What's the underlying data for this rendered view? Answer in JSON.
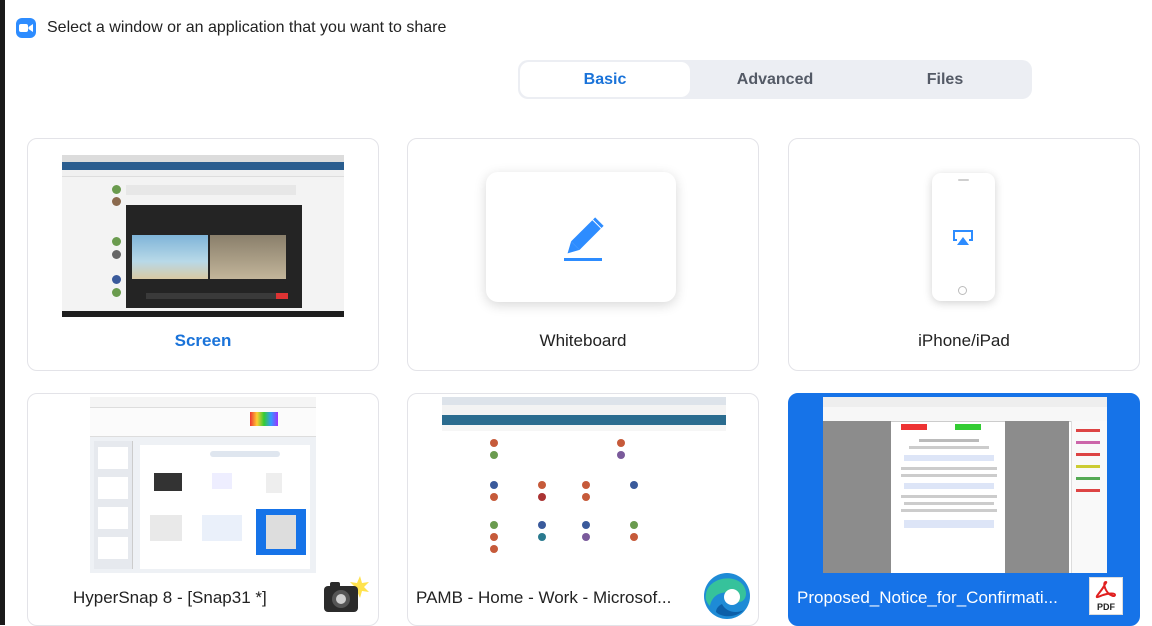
{
  "title": "Select a window or an application that you want to share",
  "tabs": [
    {
      "label": "Basic",
      "active": true
    },
    {
      "label": "Advanced",
      "active": false
    },
    {
      "label": "Files",
      "active": false
    }
  ],
  "basic_tiles": [
    {
      "label": "Screen",
      "highlight": true,
      "icon": "screen-thumbnail"
    },
    {
      "label": "Whiteboard",
      "highlight": false,
      "icon": "pen-icon"
    },
    {
      "label": "iPhone/iPad",
      "highlight": false,
      "icon": "airplay-icon"
    }
  ],
  "windows": [
    {
      "label": "HyperSnap 8 - [Snap31 *]",
      "app_icon": "hypersnap-camera-icon",
      "selected": false
    },
    {
      "label": "PAMB - Home - Work - Microsof...",
      "app_icon": "edge-browser-icon",
      "selected": false
    },
    {
      "label": "Proposed_Notice_for_Confirmati...",
      "app_icon": "pdf-icon",
      "selected": true
    }
  ],
  "pdf_badge": "PDF",
  "colors": {
    "accent": "#2d8cff",
    "selected_tile": "#1673e8",
    "tab_bg": "#eceef3",
    "active_tab_text": "#1a73d9"
  }
}
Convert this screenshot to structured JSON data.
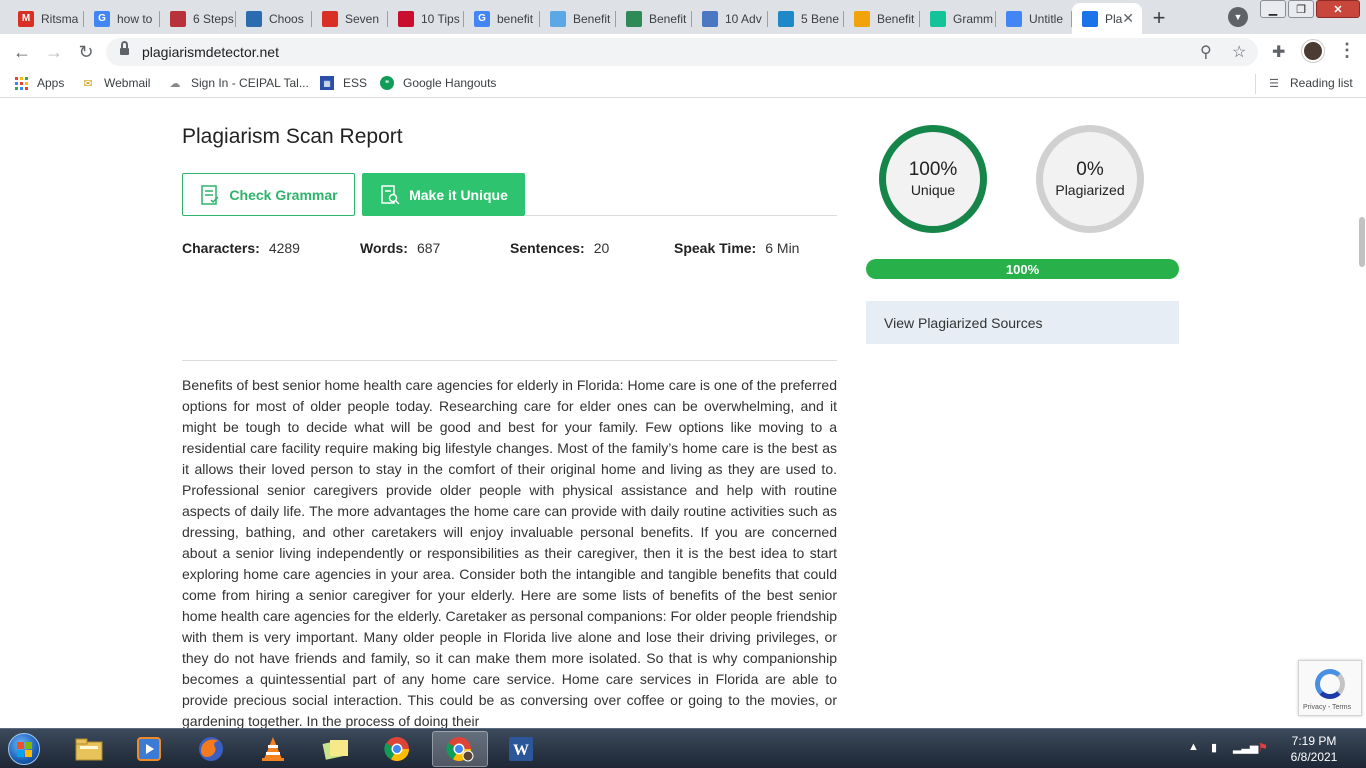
{
  "browser": {
    "tabs": [
      {
        "label": "Ritsma",
        "icon": "gmail-icon",
        "color": "#d93025"
      },
      {
        "label": "how to",
        "icon": "google-icon",
        "color": "#4285f4"
      },
      {
        "label": "6 Steps",
        "icon": "site-icon",
        "color": "#b8323c"
      },
      {
        "label": "Choos",
        "icon": "site-icon",
        "color": "#2b6cb0"
      },
      {
        "label": "Seven",
        "icon": "site-icon",
        "color": "#d93025"
      },
      {
        "label": "10 Tips",
        "icon": "site-icon",
        "color": "#c8102e"
      },
      {
        "label": "benefit",
        "icon": "google-icon",
        "color": "#4285f4"
      },
      {
        "label": "Benefit",
        "icon": "site-icon",
        "color": "#5aa9e6"
      },
      {
        "label": "Benefit",
        "icon": "site-icon",
        "color": "#2e8b57"
      },
      {
        "label": "10 Adv",
        "icon": "site-icon",
        "color": "#4a78c2"
      },
      {
        "label": "5 Bene",
        "icon": "site-icon",
        "color": "#1e88c8"
      },
      {
        "label": "Benefit",
        "icon": "site-icon",
        "color": "#f0a30a"
      },
      {
        "label": "Gramm",
        "icon": "grammarly-icon",
        "color": "#15c39a"
      },
      {
        "label": "Untitle",
        "icon": "docs-icon",
        "color": "#4285f4"
      },
      {
        "label": "Pla",
        "icon": "plagiarism-icon",
        "color": "#1a73e8",
        "active": true
      }
    ],
    "url": "plagiarismdetector.net",
    "bookmarks": [
      {
        "label": "Apps",
        "icon": "apps-grid-icon"
      },
      {
        "label": "Webmail",
        "icon": "mail-icon"
      },
      {
        "label": "Sign In - CEIPAL Tal...",
        "icon": "ceipal-icon"
      },
      {
        "label": "ESS",
        "icon": "ess-icon"
      },
      {
        "label": "Google Hangouts",
        "icon": "hangouts-icon"
      }
    ],
    "reading_list": "Reading list"
  },
  "report": {
    "title": "Plagiarism Scan Report",
    "check_grammar": "Check Grammar",
    "make_unique": "Make it Unique",
    "stats": {
      "characters_label": "Characters:",
      "characters": "4289",
      "words_label": "Words:",
      "words": "687",
      "sentences_label": "Sentences:",
      "sentences": "20",
      "speak_time_label": "Speak Time:",
      "speak_time": "6 Min"
    },
    "body": "Benefits of best senior home health care agencies for elderly in Florida: Home care is one of the preferred options for most of older people today. Researching care for elder ones can be overwhelming, and it might be tough to decide what will be good and best for your family. Few options like moving to a residential care facility require making big lifestyle changes. Most of the family’s home care is the best as it allows their loved person to stay in the comfort of their original home and living as they are used to. Professional senior caregivers provide older people with physical assistance and help with routine aspects of daily life. The more advantages the home care can provide with daily routine activities such as dressing, bathing, and other caretakers will enjoy invaluable personal benefits. If you are concerned about a senior living independently or responsibilities as their caregiver, then it is the best idea to start exploring home care agencies in your area. Consider both the intangible and tangible benefits that could come from hiring a senior caregiver for your elderly. Here are some lists of benefits of the best senior home health care agencies for the elderly. Caretaker as personal companions: For older people friendship with them is very important. Many older people in Florida live alone and lose their driving privileges, or they do not have friends and family, so it can make them more isolated. So that is why companionship becomes a quintessential part of any home care service. Home care services in Florida are able to provide precious social interaction. This could be as conversing over coffee or going to the movies, or gardening together. In the process of doing their"
  },
  "results": {
    "unique_pct": "100%",
    "unique_label": "Unique",
    "plagiarized_pct": "0%",
    "plagiarized_label": "Plagiarized",
    "progress_value": 1.0,
    "progress_label": "100%",
    "view_sources": "View Plagiarized Sources"
  },
  "recaptcha": {
    "text": "Privacy - Terms"
  },
  "taskbar": {
    "apps": [
      "explorer-icon",
      "media-player-icon",
      "firefox-icon",
      "vlc-icon",
      "sticky-notes-icon",
      "chrome-icon",
      "chrome-profile-icon",
      "word-icon"
    ],
    "time": "7:19 PM",
    "date": "6/8/2021"
  },
  "colors": {
    "accent_green": "#2ec36e",
    "unique_ring": "#16854a",
    "progress": "#28b04a",
    "sources_bg": "#e6edf5"
  }
}
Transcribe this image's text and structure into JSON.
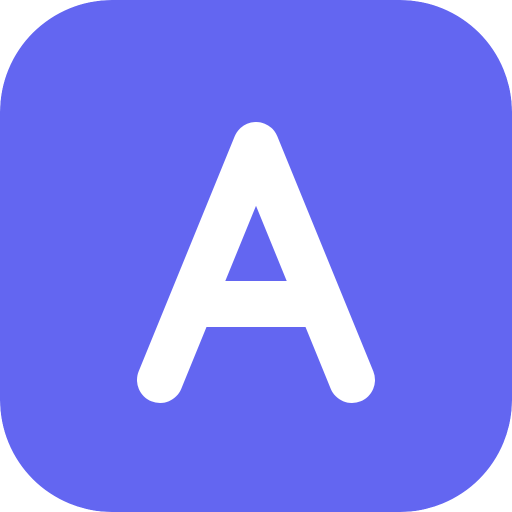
{
  "icon": {
    "letter": "A",
    "colors": {
      "background": "#6366F1",
      "glyph": "#FFFFFF"
    }
  }
}
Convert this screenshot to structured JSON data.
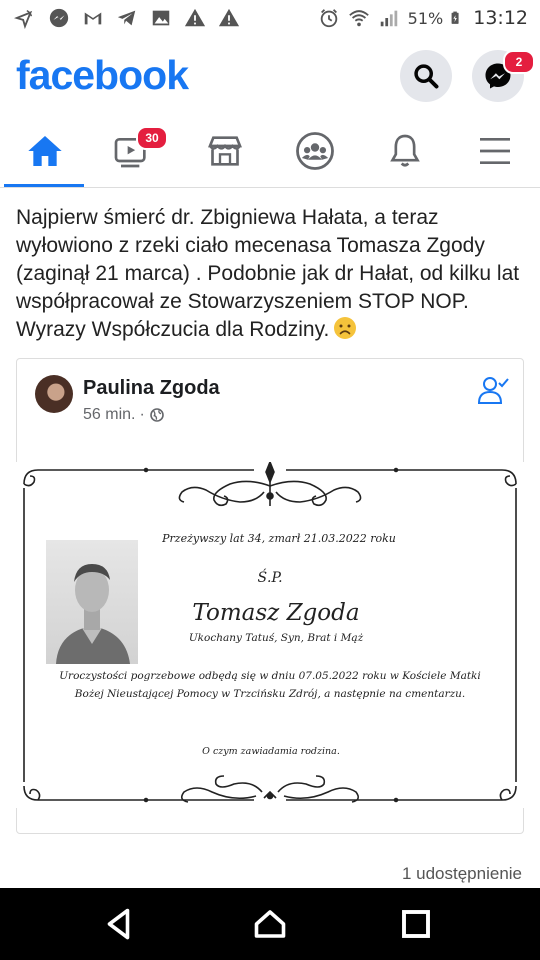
{
  "status_bar": {
    "battery_percent": "51%",
    "time": "13:12",
    "left_icons": [
      "cursor-icon",
      "messenger-icon",
      "gmail-icon",
      "telegram-icon",
      "gallery-icon",
      "warning-icon",
      "warning-icon"
    ],
    "right_icons": [
      "alarm-icon",
      "wifi-icon",
      "signal-icon",
      "battery-icon"
    ]
  },
  "header": {
    "logo": "facebook",
    "messenger_badge": "2"
  },
  "nav": {
    "tabs": [
      "home",
      "video",
      "marketplace",
      "groups",
      "notifications",
      "menu"
    ],
    "video_badge": "30",
    "active_tab": "home"
  },
  "post": {
    "text": "Najpierw śmierć dr. Zbigniewa Hałata, a teraz wyłowiono z rzeki ciało mecenasa Tomasza Zgody (zaginął 21 marca) . Podobnie jak dr Hałat, od kilku lat współpracował ze Stowarzyszeniem STOP NOP. Wyrazy Współczucia dla Rodziny."
  },
  "shared_post": {
    "author": "Paulina Zgoda",
    "time": "56 min.",
    "separator": "·"
  },
  "obituary": {
    "age_line": "Przeżywszy lat 34, zmarł 21.03.2022 roku",
    "sp": "Ś.P.",
    "name": "Tomasz Zgoda",
    "relations": "Ukochany Tatuś, Syn, Brat i Mąż",
    "funeral_line1": "Uroczystości pogrzebowe odbędą się w dniu 07.05.2022 roku w Kościele Matki",
    "funeral_line2": "Bożej Nieustającej Pomocy w Trzcińsku Zdrój, a następnie na cmentarzu.",
    "notice": "O czym zawiadamia rodzina."
  },
  "footer": {
    "shares": "1 udostępnienie"
  },
  "colors": {
    "brand": "#1877f2",
    "badge": "#e41e3f"
  }
}
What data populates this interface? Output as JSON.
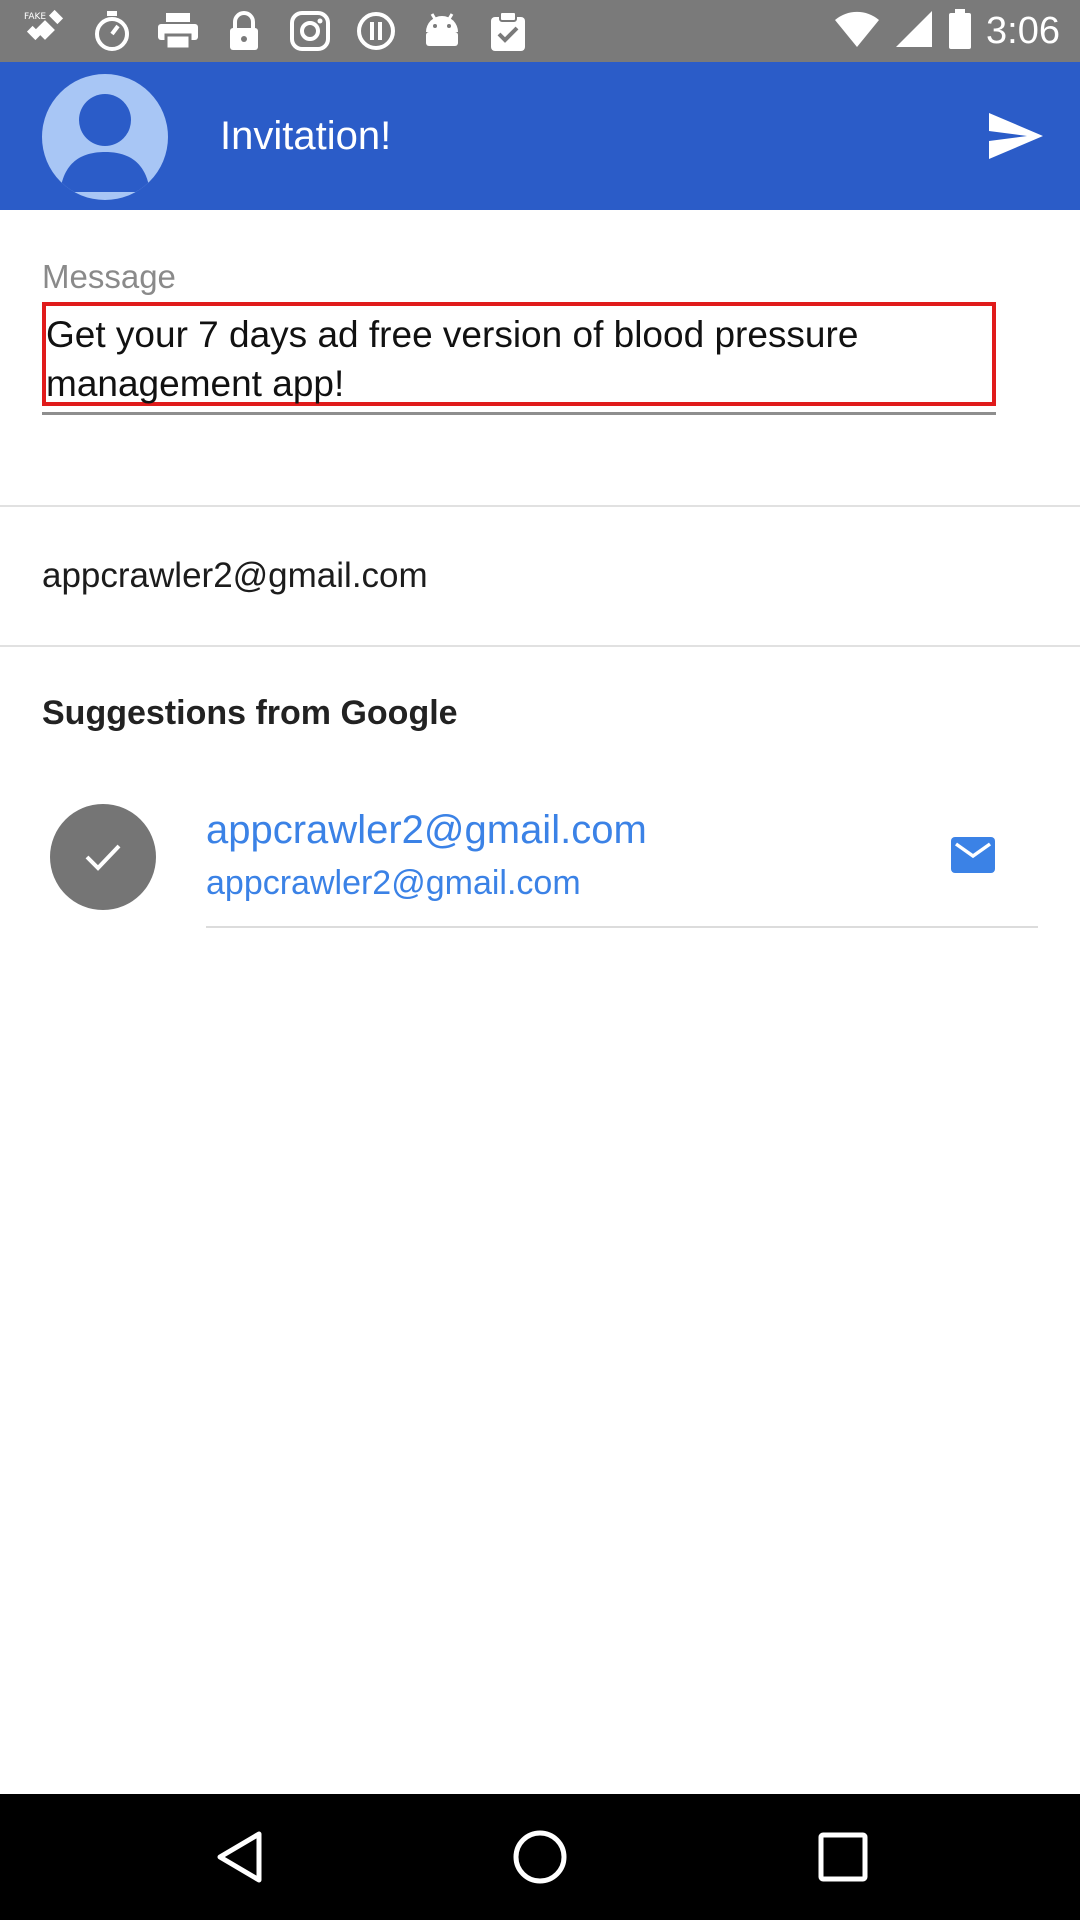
{
  "status_bar": {
    "time": "3:06",
    "icons": [
      "fake-gps-icon",
      "stopwatch-icon",
      "printer-icon",
      "lock-icon",
      "instagram-icon",
      "info-icon",
      "android-icon",
      "clipboard-check-icon",
      "wifi-icon",
      "signal-icon",
      "battery-icon"
    ]
  },
  "app_bar": {
    "title": "Invitation!",
    "color": "#2b5cc8"
  },
  "message": {
    "label": "Message",
    "value": "Get your 7 days ad free version of blood pressure management app!"
  },
  "recipient": {
    "email": "appcrawler2@gmail.com"
  },
  "suggestions": {
    "title": "Suggestions from Google",
    "items": [
      {
        "name": "appcrawler2@gmail.com",
        "email": "appcrawler2@gmail.com",
        "selected": true
      }
    ]
  },
  "colors": {
    "accent": "#3b82e6",
    "highlight_border": "#e01b1b"
  }
}
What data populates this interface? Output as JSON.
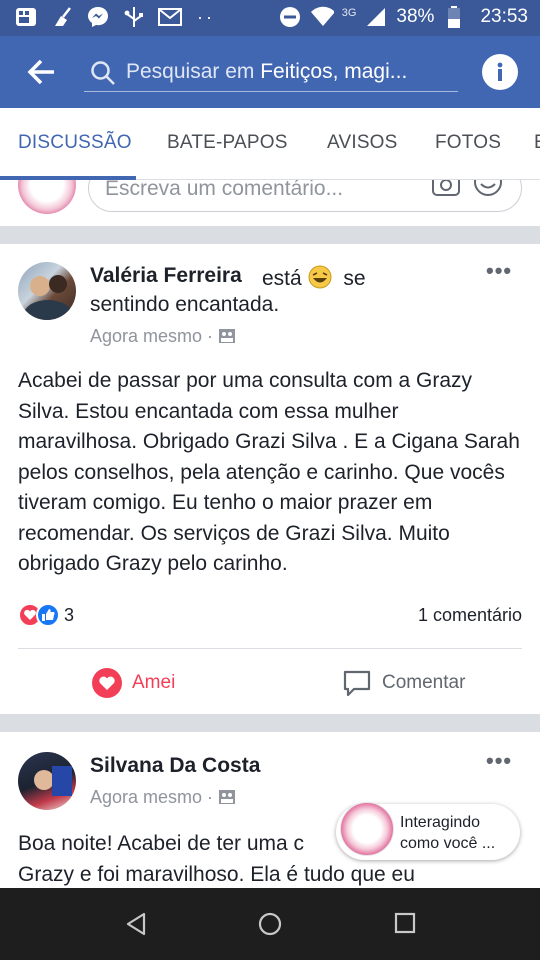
{
  "status_bar": {
    "network": "3G",
    "battery": "38%",
    "time": "23:53",
    "icons": [
      "gallery-icon",
      "cleaner-icon",
      "messenger-icon",
      "usb-icon",
      "gmail-icon",
      "more-dots-icon",
      "dnd-icon",
      "wifi-icon",
      "signal-icon",
      "battery-icon"
    ]
  },
  "header": {
    "search_prefix": "Pesquisar em ",
    "search_group": "Feitiços, magi..."
  },
  "tabs": [
    "DISCUSSÃO",
    "BATE-PAPOS",
    "AVISOS",
    "FOTOS",
    "E"
  ],
  "comment_box": {
    "placeholder": "Escreva um comentário..."
  },
  "posts": [
    {
      "author": "Valéria Ferreira",
      "feeling_prefix": "está",
      "feeling_suffix": "se",
      "feeling_line2": "sentindo encantada.",
      "time": "Agora mesmo",
      "text": "Acabei de passar por uma consulta com a Grazy Silva. Estou encantada com essa mulher maravilhosa. Obrigado Grazi Silva . E a Cigana Sarah pelos conselhos, pela atenção e carinho. Que vocês tiveram comigo. Eu tenho o maior prazer em recomendar. Os serviços de Grazi Silva. Muito obrigado Grazy pelo carinho.",
      "reactions_count": "3",
      "comments_count": "1 comentário",
      "action_like": "Amei",
      "action_comment": "Comentar"
    },
    {
      "author": "Silvana Da Costa",
      "time": "Agora mesmo",
      "text_line1": "Boa noite! Acabei de ter uma c",
      "text_line2": "Grazy e foi maravilhoso. Ela é  tudo que eu"
    }
  ],
  "chat_head": {
    "line1": "Interagindo",
    "line2": "como você ..."
  },
  "colors": {
    "brand": "#4267b2",
    "statusbar": "#3b5998",
    "love": "#f33e58"
  }
}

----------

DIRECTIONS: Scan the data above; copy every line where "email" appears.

EXERCISE OUTPUT:
    "email": "appcrawler2@gmail.com"
        "email": "appcrawler2@gmail.com",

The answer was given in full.